__MATERIAL TO PROCESS__:
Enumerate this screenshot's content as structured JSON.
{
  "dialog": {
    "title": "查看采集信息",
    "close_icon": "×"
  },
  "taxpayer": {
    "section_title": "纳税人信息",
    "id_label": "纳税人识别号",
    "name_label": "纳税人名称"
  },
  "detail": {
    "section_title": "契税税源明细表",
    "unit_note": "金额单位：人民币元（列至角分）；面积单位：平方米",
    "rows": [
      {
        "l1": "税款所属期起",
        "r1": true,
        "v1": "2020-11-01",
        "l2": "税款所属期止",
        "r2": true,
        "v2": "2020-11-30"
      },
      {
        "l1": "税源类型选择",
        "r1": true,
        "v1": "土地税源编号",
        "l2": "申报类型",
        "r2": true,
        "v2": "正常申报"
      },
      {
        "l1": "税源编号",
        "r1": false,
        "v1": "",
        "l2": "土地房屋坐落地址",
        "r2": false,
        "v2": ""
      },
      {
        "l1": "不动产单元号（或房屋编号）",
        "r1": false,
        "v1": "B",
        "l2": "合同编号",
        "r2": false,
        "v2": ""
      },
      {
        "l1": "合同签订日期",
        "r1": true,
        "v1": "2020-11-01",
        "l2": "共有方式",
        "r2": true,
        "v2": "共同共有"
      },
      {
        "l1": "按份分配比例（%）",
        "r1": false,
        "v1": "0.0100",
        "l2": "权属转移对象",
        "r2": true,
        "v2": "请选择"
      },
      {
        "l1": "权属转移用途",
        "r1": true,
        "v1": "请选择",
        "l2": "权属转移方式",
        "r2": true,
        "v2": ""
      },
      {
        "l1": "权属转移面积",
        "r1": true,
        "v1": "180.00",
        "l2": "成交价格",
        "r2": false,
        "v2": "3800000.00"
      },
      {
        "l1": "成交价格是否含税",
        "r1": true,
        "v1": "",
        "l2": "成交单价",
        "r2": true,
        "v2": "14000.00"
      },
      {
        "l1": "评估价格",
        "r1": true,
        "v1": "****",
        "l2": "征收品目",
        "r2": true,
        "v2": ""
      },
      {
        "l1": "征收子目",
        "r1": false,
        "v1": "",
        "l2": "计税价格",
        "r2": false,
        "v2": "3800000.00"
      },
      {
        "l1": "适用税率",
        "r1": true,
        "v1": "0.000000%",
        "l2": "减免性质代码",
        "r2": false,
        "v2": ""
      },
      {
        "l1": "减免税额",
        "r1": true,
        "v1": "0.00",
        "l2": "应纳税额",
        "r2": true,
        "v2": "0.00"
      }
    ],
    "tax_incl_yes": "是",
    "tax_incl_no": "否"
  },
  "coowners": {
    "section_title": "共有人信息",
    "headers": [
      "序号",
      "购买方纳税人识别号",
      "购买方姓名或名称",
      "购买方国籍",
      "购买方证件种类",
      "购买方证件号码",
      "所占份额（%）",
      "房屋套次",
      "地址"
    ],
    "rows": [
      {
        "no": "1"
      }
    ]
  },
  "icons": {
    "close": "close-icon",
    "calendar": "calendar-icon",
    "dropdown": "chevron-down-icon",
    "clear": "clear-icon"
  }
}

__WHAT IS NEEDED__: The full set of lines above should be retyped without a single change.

__EXERCISE SOLUTION__:
Enumerate this screenshot's content as structured JSON.
{
  "dialog": {
    "title": "查看采集信息",
    "close_icon": "×"
  },
  "taxpayer": {
    "section_title": "纳税人信息",
    "id_label": "纳税人识别号",
    "name_label": "纳税人名称"
  },
  "detail": {
    "section_title": "契税税源明细表",
    "unit_note": "金额单位：人民币元（列至角分）；面积单位：平方米",
    "rows": [
      {
        "l1": "税款所属期起",
        "r1": true,
        "v1": "2020-11-01",
        "l2": "税款所属期止",
        "r2": true,
        "v2": "2020-11-30"
      },
      {
        "l1": "税源类型选择",
        "r1": true,
        "v1": "土地税源编号",
        "l2": "申报类型",
        "r2": true,
        "v2": "正常申报"
      },
      {
        "l1": "税源编号",
        "r1": false,
        "v1": "",
        "l2": "土地房屋坐落地址",
        "r2": false,
        "v2": ""
      },
      {
        "l1": "不动产单元号（或房屋编号）",
        "r1": false,
        "v1": "B",
        "l2": "合同编号",
        "r2": false,
        "v2": ""
      },
      {
        "l1": "合同签订日期",
        "r1": true,
        "v1": "2020-11-01",
        "l2": "共有方式",
        "r2": true,
        "v2": "共同共有"
      },
      {
        "l1": "按份分配比例（%）",
        "r1": false,
        "v1": "0.0100",
        "l2": "权属转移对象",
        "r2": true,
        "v2": "请选择"
      },
      {
        "l1": "权属转移用途",
        "r1": true,
        "v1": "请选择",
        "l2": "权属转移方式",
        "r2": true,
        "v2": ""
      },
      {
        "l1": "权属转移面积",
        "r1": true,
        "v1": "180.00",
        "l2": "成交价格",
        "r2": false,
        "v2": "3800000.00"
      },
      {
        "l1": "成交价格是否含税",
        "r1": true,
        "v1": "",
        "l2": "成交单价",
        "r2": true,
        "v2": "14000.00"
      },
      {
        "l1": "评估价格",
        "r1": true,
        "v1": "****",
        "l2": "征收品目",
        "r2": true,
        "v2": ""
      },
      {
        "l1": "征收子目",
        "r1": false,
        "v1": "",
        "l2": "计税价格",
        "r2": false,
        "v2": "3800000.00"
      },
      {
        "l1": "适用税率",
        "r1": true,
        "v1": "0.000000%",
        "l2": "减免性质代码",
        "r2": false,
        "v2": ""
      },
      {
        "l1": "减免税额",
        "r1": true,
        "v1": "0.00",
        "l2": "应纳税额",
        "r2": true,
        "v2": "0.00"
      }
    ],
    "tax_incl_yes": "是",
    "tax_incl_no": "否"
  },
  "coowners": {
    "section_title": "共有人信息",
    "headers": [
      "序号",
      "购买方纳税人识别号",
      "购买方姓名或名称",
      "购买方国籍",
      "购买方证件种类",
      "购买方证件号码",
      "所占份额（%）",
      "房屋套次",
      "地址"
    ],
    "rows": [
      {
        "no": "1"
      }
    ]
  },
  "icons": {
    "close": "close-icon",
    "calendar": "calendar-icon",
    "dropdown": "chevron-down-icon",
    "clear": "clear-icon"
  }
}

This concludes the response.